EXERCISE —
Using the data below, gather each line that includes the word "JSON".

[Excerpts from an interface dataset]
....................

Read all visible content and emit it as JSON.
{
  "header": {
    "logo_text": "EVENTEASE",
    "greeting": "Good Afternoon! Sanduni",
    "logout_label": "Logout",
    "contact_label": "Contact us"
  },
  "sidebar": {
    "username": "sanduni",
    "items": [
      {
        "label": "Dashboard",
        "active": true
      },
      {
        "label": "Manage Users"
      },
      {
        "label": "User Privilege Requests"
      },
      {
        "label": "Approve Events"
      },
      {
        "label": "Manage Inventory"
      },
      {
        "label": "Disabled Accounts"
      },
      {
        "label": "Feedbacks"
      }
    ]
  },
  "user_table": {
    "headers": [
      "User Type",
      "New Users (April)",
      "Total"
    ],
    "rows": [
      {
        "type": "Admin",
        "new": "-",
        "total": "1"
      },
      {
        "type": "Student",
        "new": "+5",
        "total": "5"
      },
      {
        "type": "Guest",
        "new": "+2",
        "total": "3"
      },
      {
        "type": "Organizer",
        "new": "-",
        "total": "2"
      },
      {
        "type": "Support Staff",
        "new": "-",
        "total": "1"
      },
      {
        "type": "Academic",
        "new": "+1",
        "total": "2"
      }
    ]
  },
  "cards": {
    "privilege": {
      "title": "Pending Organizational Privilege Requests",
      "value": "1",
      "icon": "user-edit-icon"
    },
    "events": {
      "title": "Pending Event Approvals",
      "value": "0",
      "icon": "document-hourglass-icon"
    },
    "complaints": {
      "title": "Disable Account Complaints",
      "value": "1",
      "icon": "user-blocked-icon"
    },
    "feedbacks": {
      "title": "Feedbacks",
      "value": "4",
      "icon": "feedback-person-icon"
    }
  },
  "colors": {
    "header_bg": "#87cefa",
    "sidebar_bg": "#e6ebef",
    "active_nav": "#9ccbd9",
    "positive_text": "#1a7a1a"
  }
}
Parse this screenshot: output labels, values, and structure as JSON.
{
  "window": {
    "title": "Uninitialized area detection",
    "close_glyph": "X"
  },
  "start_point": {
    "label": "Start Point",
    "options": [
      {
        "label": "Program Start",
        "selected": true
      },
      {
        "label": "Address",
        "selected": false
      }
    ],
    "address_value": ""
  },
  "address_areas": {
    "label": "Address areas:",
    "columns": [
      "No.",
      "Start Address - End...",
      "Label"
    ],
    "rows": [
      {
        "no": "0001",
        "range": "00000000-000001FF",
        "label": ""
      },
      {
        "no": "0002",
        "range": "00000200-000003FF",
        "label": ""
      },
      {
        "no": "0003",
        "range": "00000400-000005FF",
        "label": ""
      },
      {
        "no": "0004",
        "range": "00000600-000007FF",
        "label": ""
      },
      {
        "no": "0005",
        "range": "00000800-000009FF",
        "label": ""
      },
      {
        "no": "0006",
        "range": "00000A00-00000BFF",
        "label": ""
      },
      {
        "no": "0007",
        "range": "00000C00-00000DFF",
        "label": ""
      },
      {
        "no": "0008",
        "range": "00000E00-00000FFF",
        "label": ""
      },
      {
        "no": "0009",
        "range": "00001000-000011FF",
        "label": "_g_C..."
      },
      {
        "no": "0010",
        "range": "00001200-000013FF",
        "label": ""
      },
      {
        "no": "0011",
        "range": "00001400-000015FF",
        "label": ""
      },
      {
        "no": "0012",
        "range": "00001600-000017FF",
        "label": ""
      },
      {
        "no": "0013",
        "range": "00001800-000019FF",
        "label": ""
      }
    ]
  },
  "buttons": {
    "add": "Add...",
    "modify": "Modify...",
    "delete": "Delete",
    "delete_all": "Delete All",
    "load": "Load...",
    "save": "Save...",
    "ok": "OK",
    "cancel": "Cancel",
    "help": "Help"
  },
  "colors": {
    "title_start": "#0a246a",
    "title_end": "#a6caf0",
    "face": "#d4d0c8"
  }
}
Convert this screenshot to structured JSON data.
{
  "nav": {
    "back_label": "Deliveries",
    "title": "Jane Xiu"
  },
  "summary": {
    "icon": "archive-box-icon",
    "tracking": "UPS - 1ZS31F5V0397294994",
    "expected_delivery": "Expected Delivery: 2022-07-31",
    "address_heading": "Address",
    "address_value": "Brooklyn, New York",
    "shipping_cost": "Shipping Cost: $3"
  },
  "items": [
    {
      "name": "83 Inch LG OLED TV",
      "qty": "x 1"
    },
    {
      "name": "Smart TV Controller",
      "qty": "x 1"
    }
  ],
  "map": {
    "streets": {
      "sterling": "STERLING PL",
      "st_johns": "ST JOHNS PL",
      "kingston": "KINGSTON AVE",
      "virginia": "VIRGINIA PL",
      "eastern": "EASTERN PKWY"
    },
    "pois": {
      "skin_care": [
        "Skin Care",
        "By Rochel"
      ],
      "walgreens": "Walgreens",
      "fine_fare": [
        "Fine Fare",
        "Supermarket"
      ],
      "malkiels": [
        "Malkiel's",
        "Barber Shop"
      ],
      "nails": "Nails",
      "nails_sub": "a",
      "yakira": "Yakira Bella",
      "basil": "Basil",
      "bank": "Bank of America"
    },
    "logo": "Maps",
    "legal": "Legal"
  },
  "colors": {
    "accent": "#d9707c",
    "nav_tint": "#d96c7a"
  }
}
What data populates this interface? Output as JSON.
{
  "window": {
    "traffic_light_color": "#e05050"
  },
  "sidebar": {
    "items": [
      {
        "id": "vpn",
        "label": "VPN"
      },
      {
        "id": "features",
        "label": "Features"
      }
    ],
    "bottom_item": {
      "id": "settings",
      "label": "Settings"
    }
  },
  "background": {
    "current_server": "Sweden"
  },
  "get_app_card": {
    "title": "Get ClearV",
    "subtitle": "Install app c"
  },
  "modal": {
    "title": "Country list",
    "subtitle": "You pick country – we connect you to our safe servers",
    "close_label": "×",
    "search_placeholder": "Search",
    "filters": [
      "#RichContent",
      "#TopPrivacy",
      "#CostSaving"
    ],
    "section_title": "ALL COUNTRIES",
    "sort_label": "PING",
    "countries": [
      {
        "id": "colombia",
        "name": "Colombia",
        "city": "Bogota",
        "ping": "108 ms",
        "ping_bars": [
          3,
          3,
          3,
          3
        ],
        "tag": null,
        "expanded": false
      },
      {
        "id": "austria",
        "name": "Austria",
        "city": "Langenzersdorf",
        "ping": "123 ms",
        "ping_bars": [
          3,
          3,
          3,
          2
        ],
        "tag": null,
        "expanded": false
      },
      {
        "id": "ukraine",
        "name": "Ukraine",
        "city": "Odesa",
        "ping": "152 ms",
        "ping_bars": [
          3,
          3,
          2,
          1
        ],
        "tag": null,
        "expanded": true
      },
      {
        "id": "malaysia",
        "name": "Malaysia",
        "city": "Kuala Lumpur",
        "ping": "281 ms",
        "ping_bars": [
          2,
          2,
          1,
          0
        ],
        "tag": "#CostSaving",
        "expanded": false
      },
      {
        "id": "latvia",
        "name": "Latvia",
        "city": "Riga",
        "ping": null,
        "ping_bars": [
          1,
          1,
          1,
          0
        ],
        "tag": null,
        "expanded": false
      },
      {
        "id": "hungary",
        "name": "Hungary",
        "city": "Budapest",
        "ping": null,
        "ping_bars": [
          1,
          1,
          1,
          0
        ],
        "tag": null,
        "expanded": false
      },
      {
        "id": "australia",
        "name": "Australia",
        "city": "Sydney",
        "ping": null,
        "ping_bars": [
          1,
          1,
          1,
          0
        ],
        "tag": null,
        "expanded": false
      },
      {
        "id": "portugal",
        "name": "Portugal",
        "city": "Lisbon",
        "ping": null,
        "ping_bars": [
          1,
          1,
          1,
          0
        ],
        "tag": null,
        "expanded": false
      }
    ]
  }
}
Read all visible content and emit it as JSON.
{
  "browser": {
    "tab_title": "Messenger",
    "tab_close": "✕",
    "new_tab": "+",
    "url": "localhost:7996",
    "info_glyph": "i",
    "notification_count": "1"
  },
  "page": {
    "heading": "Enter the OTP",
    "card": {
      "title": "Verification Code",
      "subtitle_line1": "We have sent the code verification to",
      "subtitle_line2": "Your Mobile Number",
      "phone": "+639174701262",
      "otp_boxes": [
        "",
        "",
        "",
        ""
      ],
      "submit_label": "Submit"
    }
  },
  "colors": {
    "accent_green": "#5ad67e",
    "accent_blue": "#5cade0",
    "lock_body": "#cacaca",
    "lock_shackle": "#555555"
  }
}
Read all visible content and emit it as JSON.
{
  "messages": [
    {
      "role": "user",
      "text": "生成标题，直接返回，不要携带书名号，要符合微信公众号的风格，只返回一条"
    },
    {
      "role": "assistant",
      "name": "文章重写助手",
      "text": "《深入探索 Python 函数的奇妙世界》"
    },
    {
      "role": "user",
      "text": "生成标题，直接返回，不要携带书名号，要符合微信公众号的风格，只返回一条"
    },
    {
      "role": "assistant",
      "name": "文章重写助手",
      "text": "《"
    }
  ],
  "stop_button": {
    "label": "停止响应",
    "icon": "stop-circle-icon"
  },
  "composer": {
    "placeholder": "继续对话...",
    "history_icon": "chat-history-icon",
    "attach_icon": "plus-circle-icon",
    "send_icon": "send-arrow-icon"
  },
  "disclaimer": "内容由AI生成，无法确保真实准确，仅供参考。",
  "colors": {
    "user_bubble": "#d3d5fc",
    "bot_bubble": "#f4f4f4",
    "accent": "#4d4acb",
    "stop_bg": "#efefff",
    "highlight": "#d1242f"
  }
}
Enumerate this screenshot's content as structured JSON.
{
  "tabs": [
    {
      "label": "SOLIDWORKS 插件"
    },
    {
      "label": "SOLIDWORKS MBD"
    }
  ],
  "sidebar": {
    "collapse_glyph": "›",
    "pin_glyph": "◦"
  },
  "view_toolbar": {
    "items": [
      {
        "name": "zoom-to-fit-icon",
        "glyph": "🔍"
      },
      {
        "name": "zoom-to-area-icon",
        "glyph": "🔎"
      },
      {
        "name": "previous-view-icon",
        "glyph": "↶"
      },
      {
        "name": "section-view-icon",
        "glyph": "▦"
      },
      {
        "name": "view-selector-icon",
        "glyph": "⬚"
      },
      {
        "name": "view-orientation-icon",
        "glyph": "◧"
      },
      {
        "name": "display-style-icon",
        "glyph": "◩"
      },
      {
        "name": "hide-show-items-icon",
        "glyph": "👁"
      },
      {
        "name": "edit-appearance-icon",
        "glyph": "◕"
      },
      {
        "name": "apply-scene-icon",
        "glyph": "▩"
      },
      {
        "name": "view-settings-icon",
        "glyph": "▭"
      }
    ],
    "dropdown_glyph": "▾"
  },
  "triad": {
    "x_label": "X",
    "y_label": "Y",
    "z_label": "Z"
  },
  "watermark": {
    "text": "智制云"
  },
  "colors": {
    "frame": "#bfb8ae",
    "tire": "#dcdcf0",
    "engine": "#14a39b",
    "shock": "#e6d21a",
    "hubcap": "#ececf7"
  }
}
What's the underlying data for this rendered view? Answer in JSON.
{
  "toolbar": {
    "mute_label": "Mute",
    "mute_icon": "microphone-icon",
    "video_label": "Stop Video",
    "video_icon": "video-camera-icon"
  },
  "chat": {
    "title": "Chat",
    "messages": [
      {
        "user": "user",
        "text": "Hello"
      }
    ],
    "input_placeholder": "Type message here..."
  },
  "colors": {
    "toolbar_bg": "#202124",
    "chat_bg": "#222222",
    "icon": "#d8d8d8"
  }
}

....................

RESULT OF THE TASK —
Read all visible content and emit it as JSON.
Parse this screenshot: output labels, values, and structure as JSON.
Convert this screenshot to structured JSON data.
What data populates this interface? Output as JSON.
Read all visible content and emit it as JSON.
Read all visible content and emit it as JSON.
Enumerate this screenshot's content as structured JSON.
What's the underlying data for this rendered view? Answer in JSON.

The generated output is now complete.